Erick found Marlise at home Nov. 26. He performed cardiopulmonary resuscitation and called for an ambulance, and Marlise was taken to John Peter Smith Hospital in Fort Worth.
Electric shocks and drugs started her heart again and it continued beating with mechanical support, but her brain waves were completely flat. She had gone without breathing for too long to ever recover.
But when the heartbroken family was ready to say goodbye, hospital officials said they could not legally disconnect Marlise from life support. At the time she collapsed, she was 14 weeks’ pregnant.

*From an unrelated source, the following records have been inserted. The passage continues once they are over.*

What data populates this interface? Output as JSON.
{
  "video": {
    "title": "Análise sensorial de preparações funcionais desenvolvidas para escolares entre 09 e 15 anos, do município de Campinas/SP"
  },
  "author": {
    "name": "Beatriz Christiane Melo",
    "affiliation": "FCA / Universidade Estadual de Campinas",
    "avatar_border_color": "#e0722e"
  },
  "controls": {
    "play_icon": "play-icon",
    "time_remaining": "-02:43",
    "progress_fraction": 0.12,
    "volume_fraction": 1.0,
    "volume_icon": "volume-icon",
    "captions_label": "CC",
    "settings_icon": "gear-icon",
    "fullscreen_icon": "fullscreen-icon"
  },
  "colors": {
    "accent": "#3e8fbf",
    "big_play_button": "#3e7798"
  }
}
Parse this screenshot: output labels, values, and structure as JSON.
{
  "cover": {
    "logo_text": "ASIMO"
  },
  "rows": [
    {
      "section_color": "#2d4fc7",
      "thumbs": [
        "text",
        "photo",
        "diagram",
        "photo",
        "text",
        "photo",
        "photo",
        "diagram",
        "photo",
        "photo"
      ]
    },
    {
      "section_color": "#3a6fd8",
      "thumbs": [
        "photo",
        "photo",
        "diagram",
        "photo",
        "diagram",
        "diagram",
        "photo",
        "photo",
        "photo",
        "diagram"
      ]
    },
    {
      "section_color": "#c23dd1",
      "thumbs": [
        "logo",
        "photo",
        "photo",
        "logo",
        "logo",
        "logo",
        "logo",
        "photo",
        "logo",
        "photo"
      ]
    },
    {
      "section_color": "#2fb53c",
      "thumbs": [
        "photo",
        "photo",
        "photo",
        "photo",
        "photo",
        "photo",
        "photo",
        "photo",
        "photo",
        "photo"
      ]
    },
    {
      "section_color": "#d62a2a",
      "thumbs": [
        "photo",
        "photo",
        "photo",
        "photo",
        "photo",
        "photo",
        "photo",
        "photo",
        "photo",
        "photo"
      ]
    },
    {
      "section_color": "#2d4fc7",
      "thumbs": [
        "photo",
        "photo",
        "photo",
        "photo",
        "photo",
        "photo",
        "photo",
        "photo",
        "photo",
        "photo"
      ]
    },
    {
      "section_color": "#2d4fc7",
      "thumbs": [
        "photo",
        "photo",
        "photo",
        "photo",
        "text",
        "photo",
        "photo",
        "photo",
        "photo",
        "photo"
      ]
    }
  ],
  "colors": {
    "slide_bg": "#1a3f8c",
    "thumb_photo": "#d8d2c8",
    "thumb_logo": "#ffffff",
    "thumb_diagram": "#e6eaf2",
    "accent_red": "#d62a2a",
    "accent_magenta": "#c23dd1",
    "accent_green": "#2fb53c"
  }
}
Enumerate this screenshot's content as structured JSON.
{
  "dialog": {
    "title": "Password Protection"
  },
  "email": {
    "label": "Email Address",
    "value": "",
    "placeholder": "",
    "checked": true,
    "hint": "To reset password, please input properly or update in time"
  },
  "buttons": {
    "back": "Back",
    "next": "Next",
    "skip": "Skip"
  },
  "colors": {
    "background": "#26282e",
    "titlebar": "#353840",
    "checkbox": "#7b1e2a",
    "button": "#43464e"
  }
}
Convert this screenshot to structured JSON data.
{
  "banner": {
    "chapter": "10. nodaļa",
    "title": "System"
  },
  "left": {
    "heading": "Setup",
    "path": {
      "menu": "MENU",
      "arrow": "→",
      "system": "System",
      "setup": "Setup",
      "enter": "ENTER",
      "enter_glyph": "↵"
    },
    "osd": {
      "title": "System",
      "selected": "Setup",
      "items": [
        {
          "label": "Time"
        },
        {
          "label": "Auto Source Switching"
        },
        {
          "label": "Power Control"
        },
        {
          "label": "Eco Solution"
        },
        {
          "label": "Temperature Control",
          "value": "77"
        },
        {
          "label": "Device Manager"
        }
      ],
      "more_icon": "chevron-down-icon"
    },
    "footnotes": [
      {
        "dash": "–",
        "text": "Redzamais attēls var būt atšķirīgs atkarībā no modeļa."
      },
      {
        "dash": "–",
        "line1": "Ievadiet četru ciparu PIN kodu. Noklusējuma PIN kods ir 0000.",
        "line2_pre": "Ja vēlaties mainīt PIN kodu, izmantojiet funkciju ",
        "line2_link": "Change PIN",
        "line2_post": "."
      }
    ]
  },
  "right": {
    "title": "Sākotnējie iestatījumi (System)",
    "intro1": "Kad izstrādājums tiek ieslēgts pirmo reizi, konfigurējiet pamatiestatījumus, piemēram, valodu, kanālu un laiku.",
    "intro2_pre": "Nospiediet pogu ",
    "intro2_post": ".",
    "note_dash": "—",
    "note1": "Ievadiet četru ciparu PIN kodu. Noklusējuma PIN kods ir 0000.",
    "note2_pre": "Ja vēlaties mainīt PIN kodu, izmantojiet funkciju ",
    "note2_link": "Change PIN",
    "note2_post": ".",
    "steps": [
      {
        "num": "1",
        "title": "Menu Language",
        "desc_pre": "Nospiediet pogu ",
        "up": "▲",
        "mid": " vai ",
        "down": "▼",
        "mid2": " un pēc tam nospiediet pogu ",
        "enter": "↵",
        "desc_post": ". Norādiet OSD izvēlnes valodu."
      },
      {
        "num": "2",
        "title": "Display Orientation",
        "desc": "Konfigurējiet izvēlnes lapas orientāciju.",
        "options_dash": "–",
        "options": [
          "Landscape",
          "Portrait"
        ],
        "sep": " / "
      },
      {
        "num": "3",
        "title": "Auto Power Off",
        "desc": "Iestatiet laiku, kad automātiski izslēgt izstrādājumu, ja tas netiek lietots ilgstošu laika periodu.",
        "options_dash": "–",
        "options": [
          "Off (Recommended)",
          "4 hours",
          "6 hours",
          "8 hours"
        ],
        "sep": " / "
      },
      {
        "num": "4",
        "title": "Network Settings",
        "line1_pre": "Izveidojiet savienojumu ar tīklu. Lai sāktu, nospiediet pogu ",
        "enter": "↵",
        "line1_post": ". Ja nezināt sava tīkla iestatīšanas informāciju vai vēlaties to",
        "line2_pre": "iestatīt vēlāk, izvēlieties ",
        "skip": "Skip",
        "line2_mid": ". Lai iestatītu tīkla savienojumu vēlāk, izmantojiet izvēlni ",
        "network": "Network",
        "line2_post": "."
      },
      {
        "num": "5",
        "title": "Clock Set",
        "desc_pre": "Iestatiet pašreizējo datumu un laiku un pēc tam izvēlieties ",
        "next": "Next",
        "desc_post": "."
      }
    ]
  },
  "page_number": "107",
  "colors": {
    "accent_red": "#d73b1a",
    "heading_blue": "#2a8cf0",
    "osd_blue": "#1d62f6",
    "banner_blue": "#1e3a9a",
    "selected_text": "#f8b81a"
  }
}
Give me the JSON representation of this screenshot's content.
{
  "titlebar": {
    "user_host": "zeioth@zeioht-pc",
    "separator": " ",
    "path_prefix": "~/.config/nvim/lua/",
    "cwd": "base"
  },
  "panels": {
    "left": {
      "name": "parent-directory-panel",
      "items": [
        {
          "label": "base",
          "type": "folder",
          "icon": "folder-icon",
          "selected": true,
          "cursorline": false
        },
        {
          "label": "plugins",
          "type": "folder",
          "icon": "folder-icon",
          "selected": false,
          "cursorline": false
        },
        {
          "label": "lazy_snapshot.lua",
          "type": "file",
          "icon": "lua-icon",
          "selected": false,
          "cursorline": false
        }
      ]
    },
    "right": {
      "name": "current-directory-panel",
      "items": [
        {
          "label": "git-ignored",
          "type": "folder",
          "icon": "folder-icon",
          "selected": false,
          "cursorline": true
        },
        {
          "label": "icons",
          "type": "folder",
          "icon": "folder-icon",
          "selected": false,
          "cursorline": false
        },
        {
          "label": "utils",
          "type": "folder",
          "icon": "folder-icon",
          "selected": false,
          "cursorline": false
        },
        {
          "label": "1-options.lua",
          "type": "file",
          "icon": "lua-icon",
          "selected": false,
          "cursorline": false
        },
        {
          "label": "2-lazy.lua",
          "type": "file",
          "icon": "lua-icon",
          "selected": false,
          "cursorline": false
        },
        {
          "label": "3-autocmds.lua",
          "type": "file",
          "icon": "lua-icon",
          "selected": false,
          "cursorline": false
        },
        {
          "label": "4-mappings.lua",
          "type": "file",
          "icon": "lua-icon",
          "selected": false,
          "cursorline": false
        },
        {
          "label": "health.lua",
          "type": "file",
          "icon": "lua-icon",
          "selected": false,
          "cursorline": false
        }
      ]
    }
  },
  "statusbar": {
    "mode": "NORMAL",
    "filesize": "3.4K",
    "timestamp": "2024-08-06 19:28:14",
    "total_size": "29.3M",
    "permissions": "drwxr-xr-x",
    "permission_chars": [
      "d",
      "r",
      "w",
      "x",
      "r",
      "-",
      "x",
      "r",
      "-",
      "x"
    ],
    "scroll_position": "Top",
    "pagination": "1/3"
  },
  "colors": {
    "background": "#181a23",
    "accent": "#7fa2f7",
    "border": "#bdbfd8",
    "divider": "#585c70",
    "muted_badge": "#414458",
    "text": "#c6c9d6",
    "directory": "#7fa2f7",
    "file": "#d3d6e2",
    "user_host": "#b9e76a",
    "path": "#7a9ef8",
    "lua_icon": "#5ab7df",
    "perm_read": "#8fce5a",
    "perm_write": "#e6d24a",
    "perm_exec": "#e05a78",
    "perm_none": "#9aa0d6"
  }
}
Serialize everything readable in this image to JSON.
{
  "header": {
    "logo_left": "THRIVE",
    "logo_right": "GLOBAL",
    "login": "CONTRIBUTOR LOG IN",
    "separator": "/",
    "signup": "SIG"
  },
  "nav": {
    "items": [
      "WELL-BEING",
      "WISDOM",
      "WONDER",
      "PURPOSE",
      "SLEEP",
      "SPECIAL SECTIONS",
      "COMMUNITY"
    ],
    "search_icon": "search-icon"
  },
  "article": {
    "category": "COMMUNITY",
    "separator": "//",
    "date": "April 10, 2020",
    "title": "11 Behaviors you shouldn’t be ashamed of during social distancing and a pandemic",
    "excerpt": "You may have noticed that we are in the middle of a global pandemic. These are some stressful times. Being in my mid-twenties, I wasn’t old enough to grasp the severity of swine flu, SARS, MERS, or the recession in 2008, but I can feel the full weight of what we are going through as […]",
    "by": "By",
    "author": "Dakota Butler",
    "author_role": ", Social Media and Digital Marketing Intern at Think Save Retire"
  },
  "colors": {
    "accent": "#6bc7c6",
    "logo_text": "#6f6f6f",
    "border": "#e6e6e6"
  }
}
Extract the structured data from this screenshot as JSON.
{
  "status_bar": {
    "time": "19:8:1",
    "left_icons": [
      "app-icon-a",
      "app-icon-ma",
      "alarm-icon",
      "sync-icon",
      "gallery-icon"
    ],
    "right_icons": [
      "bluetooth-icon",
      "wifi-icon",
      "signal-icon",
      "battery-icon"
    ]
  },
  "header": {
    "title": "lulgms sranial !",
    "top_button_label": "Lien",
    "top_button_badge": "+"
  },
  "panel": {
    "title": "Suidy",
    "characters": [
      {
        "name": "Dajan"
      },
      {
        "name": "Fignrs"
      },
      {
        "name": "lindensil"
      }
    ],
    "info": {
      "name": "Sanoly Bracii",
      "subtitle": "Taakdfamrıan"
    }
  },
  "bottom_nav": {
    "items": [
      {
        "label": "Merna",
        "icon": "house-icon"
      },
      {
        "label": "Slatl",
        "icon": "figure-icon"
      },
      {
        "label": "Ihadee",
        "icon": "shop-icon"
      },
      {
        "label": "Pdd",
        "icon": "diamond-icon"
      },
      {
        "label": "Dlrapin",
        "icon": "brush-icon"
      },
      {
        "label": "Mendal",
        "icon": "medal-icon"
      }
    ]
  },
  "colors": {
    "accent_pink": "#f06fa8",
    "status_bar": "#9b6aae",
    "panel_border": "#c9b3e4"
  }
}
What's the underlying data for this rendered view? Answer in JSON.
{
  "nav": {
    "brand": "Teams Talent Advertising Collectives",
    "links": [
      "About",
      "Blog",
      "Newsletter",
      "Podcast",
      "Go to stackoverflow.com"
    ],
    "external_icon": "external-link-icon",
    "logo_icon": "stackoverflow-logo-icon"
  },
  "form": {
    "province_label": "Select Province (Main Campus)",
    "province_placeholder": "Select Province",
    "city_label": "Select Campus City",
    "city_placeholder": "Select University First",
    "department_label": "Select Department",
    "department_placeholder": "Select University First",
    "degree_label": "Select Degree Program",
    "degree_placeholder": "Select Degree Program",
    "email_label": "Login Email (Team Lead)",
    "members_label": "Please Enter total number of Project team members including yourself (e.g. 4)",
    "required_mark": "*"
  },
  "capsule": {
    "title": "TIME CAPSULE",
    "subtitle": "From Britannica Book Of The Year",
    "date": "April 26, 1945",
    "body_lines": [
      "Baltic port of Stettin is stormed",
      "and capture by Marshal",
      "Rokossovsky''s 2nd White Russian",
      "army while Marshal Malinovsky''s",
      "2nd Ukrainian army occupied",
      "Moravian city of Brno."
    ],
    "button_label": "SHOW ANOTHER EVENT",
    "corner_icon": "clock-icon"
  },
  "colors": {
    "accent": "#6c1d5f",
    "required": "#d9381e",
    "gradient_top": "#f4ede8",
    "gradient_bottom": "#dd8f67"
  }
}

And because doctors could still detect a fetal heartbeat, state law says Marlise Munoz’s body -- against her own and her family’s wishes -- must be maintained as an unwilling incubator.
“That poor fetus had the same lack of oxygen, the same electric shocks, the same chemicals that got her heart going again,” Machado said. “For all we know, it’s in the same condition that Marlise is in.”
Because of the fetus’ poor prognosis, the family has said publicly that they want to allow it to die peacefully, along with its mother.
This isn’t about pro-life or pro-choice,” Machado said Friday. He apologized for crying as we spoke.
“We want to say goodbye. We want to let them rest.”